_DIRECTIONS FOR THIS TASK_
Keep only the lines that hold the string "Generator", filtering out the rest of the entries below.

_RECORDED DATA_
"""

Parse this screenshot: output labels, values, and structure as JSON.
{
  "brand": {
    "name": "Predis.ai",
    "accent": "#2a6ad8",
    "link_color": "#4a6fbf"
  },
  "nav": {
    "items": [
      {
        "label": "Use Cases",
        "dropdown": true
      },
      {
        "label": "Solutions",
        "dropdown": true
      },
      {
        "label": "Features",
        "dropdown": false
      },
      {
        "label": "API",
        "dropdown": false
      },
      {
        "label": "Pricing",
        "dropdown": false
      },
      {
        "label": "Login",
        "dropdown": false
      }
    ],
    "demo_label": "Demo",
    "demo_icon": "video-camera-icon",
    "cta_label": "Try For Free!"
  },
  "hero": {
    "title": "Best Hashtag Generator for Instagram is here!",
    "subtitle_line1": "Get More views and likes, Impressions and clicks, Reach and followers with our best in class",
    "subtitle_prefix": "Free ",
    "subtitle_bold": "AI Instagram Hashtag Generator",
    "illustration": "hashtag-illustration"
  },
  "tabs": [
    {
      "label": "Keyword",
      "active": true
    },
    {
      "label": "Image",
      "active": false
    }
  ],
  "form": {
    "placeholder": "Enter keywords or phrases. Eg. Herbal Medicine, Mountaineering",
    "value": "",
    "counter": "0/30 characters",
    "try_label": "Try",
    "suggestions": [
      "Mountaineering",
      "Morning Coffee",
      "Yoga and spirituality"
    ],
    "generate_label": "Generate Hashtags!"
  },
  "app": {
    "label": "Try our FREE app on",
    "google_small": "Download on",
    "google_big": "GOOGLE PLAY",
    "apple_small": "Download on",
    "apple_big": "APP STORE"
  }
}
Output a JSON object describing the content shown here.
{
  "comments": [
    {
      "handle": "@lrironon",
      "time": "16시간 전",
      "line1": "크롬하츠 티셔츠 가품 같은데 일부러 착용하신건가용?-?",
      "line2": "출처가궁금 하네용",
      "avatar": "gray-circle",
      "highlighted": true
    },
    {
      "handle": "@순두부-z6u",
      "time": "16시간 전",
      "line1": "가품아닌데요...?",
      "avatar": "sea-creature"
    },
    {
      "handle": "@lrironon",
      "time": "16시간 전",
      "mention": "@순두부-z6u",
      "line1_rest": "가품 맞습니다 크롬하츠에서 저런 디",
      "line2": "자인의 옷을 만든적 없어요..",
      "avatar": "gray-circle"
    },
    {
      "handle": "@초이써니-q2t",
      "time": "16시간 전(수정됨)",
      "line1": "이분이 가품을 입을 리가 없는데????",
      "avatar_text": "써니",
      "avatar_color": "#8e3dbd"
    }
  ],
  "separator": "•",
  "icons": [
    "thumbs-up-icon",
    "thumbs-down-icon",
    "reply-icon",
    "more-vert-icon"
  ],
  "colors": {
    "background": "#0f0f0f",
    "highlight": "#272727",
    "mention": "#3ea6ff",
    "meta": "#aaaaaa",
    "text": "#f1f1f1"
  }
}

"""

_SOLUTION TO THE PROBLEM_
    "title": "Best Hashtag Generator for Instagram is here!",
    "subtitle_bold": "AI Instagram Hashtag Generator",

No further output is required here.